## Provided data
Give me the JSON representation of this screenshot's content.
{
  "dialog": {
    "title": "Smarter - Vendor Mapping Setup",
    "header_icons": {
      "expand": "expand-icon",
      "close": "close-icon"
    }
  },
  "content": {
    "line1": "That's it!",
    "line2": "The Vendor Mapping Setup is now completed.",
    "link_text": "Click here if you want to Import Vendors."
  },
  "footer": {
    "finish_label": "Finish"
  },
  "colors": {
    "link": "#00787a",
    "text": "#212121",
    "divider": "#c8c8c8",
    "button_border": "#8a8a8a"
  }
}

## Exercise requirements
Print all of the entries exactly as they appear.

## Written solution
Give me the JSON representation of this screenshot's content.
{
  "dialog": {
    "title": "Smarter - Vendor Mapping Setup",
    "header_icons": {
      "expand": "expand-icon",
      "close": "close-icon"
    }
  },
  "content": {
    "line1": "That's it!",
    "line2": "The Vendor Mapping Setup is now completed.",
    "link_text": "Click here if you want to Import Vendors."
  },
  "footer": {
    "finish_label": "Finish"
  },
  "colors": {
    "link": "#00787a",
    "text": "#212121",
    "divider": "#c8c8c8",
    "button_border": "#8a8a8a"
  }
}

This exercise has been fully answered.